### Problem requirements
Copy out the records that follow, leaving every character as it is.
Data for review section start
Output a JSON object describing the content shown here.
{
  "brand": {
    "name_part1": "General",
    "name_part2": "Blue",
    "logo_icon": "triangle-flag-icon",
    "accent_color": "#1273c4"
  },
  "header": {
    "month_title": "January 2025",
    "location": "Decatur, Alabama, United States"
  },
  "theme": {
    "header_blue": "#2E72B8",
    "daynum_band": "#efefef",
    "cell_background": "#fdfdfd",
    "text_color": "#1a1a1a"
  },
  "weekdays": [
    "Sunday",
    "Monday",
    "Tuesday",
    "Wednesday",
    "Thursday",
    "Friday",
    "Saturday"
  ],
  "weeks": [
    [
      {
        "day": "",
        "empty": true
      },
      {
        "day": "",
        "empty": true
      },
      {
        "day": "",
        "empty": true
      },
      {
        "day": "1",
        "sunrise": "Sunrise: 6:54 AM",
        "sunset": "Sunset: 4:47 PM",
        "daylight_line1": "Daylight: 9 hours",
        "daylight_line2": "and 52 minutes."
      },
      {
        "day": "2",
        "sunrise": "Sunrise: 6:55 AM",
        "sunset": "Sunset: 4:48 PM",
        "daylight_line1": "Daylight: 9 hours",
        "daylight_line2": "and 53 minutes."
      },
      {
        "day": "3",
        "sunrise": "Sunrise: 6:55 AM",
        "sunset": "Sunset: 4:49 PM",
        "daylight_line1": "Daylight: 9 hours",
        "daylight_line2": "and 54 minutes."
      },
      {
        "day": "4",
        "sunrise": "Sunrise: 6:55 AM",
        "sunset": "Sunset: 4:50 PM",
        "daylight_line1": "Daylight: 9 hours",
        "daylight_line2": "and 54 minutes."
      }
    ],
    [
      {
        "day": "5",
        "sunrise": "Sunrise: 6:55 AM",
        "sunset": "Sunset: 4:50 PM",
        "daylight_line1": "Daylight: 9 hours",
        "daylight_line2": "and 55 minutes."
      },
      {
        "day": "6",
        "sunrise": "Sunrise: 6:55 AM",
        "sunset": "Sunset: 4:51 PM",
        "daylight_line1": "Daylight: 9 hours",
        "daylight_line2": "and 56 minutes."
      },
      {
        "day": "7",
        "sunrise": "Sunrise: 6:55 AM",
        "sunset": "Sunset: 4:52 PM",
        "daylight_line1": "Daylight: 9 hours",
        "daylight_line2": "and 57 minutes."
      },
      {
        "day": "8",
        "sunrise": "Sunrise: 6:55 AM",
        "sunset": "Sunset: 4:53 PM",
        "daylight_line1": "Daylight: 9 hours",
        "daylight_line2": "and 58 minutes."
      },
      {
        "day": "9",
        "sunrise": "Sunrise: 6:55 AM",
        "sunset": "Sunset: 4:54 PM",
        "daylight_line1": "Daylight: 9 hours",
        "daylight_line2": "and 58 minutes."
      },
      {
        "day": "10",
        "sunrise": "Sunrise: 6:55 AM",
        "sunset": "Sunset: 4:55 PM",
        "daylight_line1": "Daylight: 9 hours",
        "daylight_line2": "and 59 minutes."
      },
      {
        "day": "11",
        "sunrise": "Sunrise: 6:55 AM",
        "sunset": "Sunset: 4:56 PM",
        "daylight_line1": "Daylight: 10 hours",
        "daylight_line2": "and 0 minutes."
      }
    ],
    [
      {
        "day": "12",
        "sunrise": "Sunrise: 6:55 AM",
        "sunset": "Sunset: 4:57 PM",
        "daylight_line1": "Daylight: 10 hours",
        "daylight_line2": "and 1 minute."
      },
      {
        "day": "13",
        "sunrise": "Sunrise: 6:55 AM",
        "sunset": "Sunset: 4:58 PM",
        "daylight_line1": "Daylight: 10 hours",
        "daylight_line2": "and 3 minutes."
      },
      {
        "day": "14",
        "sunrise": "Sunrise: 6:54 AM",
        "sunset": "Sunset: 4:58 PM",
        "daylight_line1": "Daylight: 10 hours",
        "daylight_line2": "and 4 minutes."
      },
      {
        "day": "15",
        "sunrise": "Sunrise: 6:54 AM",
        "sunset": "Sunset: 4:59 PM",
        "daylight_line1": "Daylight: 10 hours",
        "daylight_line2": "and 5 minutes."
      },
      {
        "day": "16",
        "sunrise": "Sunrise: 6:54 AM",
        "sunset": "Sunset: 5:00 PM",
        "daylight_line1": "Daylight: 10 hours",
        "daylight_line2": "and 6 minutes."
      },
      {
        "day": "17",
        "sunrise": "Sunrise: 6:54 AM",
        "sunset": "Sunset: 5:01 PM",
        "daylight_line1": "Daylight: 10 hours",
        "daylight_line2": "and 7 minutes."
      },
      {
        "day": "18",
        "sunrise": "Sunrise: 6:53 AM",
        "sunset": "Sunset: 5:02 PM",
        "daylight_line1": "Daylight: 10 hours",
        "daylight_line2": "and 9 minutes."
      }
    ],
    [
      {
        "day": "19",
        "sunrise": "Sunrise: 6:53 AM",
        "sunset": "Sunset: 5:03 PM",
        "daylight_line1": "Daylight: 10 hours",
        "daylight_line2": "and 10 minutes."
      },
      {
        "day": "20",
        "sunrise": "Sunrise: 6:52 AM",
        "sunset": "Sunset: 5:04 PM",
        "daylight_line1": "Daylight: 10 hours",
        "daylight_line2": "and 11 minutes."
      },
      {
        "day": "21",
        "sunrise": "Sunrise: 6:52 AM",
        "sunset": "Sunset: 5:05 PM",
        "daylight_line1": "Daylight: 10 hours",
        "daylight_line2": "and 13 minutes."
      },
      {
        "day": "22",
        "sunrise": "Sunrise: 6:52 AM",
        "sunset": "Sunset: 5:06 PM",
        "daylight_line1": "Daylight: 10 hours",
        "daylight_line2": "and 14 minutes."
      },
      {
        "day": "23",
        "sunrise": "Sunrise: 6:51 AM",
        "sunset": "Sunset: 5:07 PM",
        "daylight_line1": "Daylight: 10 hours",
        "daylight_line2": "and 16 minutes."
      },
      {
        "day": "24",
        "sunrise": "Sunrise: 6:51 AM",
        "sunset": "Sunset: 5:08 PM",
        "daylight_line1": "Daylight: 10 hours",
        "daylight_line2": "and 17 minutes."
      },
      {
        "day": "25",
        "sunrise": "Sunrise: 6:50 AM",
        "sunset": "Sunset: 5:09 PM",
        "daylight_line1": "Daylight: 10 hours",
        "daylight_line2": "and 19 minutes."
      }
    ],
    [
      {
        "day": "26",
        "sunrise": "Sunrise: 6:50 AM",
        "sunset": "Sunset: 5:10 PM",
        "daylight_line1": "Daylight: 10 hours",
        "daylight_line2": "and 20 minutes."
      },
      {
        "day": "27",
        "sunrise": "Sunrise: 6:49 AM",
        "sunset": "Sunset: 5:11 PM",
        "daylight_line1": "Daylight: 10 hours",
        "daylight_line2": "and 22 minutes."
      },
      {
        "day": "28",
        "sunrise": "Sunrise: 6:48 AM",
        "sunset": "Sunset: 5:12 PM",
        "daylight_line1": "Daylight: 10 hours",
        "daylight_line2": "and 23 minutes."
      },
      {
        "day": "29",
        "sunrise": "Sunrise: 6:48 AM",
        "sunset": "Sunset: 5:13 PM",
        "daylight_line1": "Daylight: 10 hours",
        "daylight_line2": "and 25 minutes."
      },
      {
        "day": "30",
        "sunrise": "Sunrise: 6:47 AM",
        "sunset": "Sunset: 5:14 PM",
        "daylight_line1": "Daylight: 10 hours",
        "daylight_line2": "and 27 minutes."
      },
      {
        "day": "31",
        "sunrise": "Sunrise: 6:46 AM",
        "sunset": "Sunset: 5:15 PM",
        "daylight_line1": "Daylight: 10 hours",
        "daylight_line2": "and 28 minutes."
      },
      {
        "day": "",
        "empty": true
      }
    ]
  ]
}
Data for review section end
### Answer for this exercise
Output a JSON object describing the content shown here.
{
  "brand": {
    "name_part1": "General",
    "name_part2": "Blue",
    "logo_icon": "triangle-flag-icon",
    "accent_color": "#1273c4"
  },
  "header": {
    "month_title": "January 2025",
    "location": "Decatur, Alabama, United States"
  },
  "theme": {
    "header_blue": "#2E72B8",
    "daynum_band": "#efefef",
    "cell_background": "#fdfdfd",
    "text_color": "#1a1a1a"
  },
  "weekdays": [
    "Sunday",
    "Monday",
    "Tuesday",
    "Wednesday",
    "Thursday",
    "Friday",
    "Saturday"
  ],
  "weeks": [
    [
      {
        "day": "",
        "empty": true
      },
      {
        "day": "",
        "empty": true
      },
      {
        "day": "",
        "empty": true
      },
      {
        "day": "1",
        "sunrise": "Sunrise: 6:54 AM",
        "sunset": "Sunset: 4:47 PM",
        "daylight_line1": "Daylight: 9 hours",
        "daylight_line2": "and 52 minutes."
      },
      {
        "day": "2",
        "sunrise": "Sunrise: 6:55 AM",
        "sunset": "Sunset: 4:48 PM",
        "daylight_line1": "Daylight: 9 hours",
        "daylight_line2": "and 53 minutes."
      },
      {
        "day": "3",
        "sunrise": "Sunrise: 6:55 AM",
        "sunset": "Sunset: 4:49 PM",
        "daylight_line1": "Daylight: 9 hours",
        "daylight_line2": "and 54 minutes."
      },
      {
        "day": "4",
        "sunrise": "Sunrise: 6:55 AM",
        "sunset": "Sunset: 4:50 PM",
        "daylight_line1": "Daylight: 9 hours",
        "daylight_line2": "and 54 minutes."
      }
    ],
    [
      {
        "day": "5",
        "sunrise": "Sunrise: 6:55 AM",
        "sunset": "Sunset: 4:50 PM",
        "daylight_line1": "Daylight: 9 hours",
        "daylight_line2": "and 55 minutes."
      },
      {
        "day": "6",
        "sunrise": "Sunrise: 6:55 AM",
        "sunset": "Sunset: 4:51 PM",
        "daylight_line1": "Daylight: 9 hours",
        "daylight_line2": "and 56 minutes."
      },
      {
        "day": "7",
        "sunrise": "Sunrise: 6:55 AM",
        "sunset": "Sunset: 4:52 PM",
        "daylight_line1": "Daylight: 9 hours",
        "daylight_line2": "and 57 minutes."
      },
      {
        "day": "8",
        "sunrise": "Sunrise: 6:55 AM",
        "sunset": "Sunset: 4:53 PM",
        "daylight_line1": "Daylight: 9 hours",
        "daylight_line2": "and 58 minutes."
      },
      {
        "day": "9",
        "sunrise": "Sunrise: 6:55 AM",
        "sunset": "Sunset: 4:54 PM",
        "daylight_line1": "Daylight: 9 hours",
        "daylight_line2": "and 58 minutes."
      },
      {
        "day": "10",
        "sunrise": "Sunrise: 6:55 AM",
        "sunset": "Sunset: 4:55 PM",
        "daylight_line1": "Daylight: 9 hours",
        "daylight_line2": "and 59 minutes."
      },
      {
        "day": "11",
        "sunrise": "Sunrise: 6:55 AM",
        "sunset": "Sunset: 4:56 PM",
        "daylight_line1": "Daylight: 10 hours",
        "daylight_line2": "and 0 minutes."
      }
    ],
    [
      {
        "day": "12",
        "sunrise": "Sunrise: 6:55 AM",
        "sunset": "Sunset: 4:57 PM",
        "daylight_line1": "Daylight: 10 hours",
        "daylight_line2": "and 1 minute."
      },
      {
        "day": "13",
        "sunrise": "Sunrise: 6:55 AM",
        "sunset": "Sunset: 4:58 PM",
        "daylight_line1": "Daylight: 10 hours",
        "daylight_line2": "and 3 minutes."
      },
      {
        "day": "14",
        "sunrise": "Sunrise: 6:54 AM",
        "sunset": "Sunset: 4:58 PM",
        "daylight_line1": "Daylight: 10 hours",
        "daylight_line2": "and 4 minutes."
      },
      {
        "day": "15",
        "sunrise": "Sunrise: 6:54 AM",
        "sunset": "Sunset: 4:59 PM",
        "daylight_line1": "Daylight: 10 hours",
        "daylight_line2": "and 5 minutes."
      },
      {
        "day": "16",
        "sunrise": "Sunrise: 6:54 AM",
        "sunset": "Sunset: 5:00 PM",
        "daylight_line1": "Daylight: 10 hours",
        "daylight_line2": "and 6 minutes."
      },
      {
        "day": "17",
        "sunrise": "Sunrise: 6:54 AM",
        "sunset": "Sunset: 5:01 PM",
        "daylight_line1": "Daylight: 10 hours",
        "daylight_line2": "and 7 minutes."
      },
      {
        "day": "18",
        "sunrise": "Sunrise: 6:53 AM",
        "sunset": "Sunset: 5:02 PM",
        "daylight_line1": "Daylight: 10 hours",
        "daylight_line2": "and 9 minutes."
      }
    ],
    [
      {
        "day": "19",
        "sunrise": "Sunrise: 6:53 AM",
        "sunset": "Sunset: 5:03 PM",
        "daylight_line1": "Daylight: 10 hours",
        "daylight_line2": "and 10 minutes."
      },
      {
        "day": "20",
        "sunrise": "Sunrise: 6:52 AM",
        "sunset": "Sunset: 5:04 PM",
        "daylight_line1": "Daylight: 10 hours",
        "daylight_line2": "and 11 minutes."
      },
      {
        "day": "21",
        "sunrise": "Sunrise: 6:52 AM",
        "sunset": "Sunset: 5:05 PM",
        "daylight_line1": "Daylight: 10 hours",
        "daylight_line2": "and 13 minutes."
      },
      {
        "day": "22",
        "sunrise": "Sunrise: 6:52 AM",
        "sunset": "Sunset: 5:06 PM",
        "daylight_line1": "Daylight: 10 hours",
        "daylight_line2": "and 14 minutes."
      },
      {
        "day": "23",
        "sunrise": "Sunrise: 6:51 AM",
        "sunset": "Sunset: 5:07 PM",
        "daylight_line1": "Daylight: 10 hours",
        "daylight_line2": "and 16 minutes."
      },
      {
        "day": "24",
        "sunrise": "Sunrise: 6:51 AM",
        "sunset": "Sunset: 5:08 PM",
        "daylight_line1": "Daylight: 10 hours",
        "daylight_line2": "and 17 minutes."
      },
      {
        "day": "25",
        "sunrise": "Sunrise: 6:50 AM",
        "sunset": "Sunset: 5:09 PM",
        "daylight_line1": "Daylight: 10 hours",
        "daylight_line2": "and 19 minutes."
      }
    ],
    [
      {
        "day": "26",
        "sunrise": "Sunrise: 6:50 AM",
        "sunset": "Sunset: 5:10 PM",
        "daylight_line1": "Daylight: 10 hours",
        "daylight_line2": "and 20 minutes."
      },
      {
        "day": "27",
        "sunrise": "Sunrise: 6:49 AM",
        "sunset": "Sunset: 5:11 PM",
        "daylight_line1": "Daylight: 10 hours",
        "daylight_line2": "and 22 minutes."
      },
      {
        "day": "28",
        "sunrise": "Sunrise: 6:48 AM",
        "sunset": "Sunset: 5:12 PM",
        "daylight_line1": "Daylight: 10 hours",
        "daylight_line2": "and 23 minutes."
      },
      {
        "day": "29",
        "sunrise": "Sunrise: 6:48 AM",
        "sunset": "Sunset: 5:13 PM",
        "daylight_line1": "Daylight: 10 hours",
        "daylight_line2": "and 25 minutes."
      },
      {
        "day": "30",
        "sunrise": "Sunrise: 6:47 AM",
        "sunset": "Sunset: 5:14 PM",
        "daylight_line1": "Daylight: 10 hours",
        "daylight_line2": "and 27 minutes."
      },
      {
        "day": "31",
        "sunrise": "Sunrise: 6:46 AM",
        "sunset": "Sunset: 5:15 PM",
        "daylight_line1": "Daylight: 10 hours",
        "daylight_line2": "and 28 minutes."
      },
      {
        "day": "",
        "empty": true
      }
    ]
  ]
}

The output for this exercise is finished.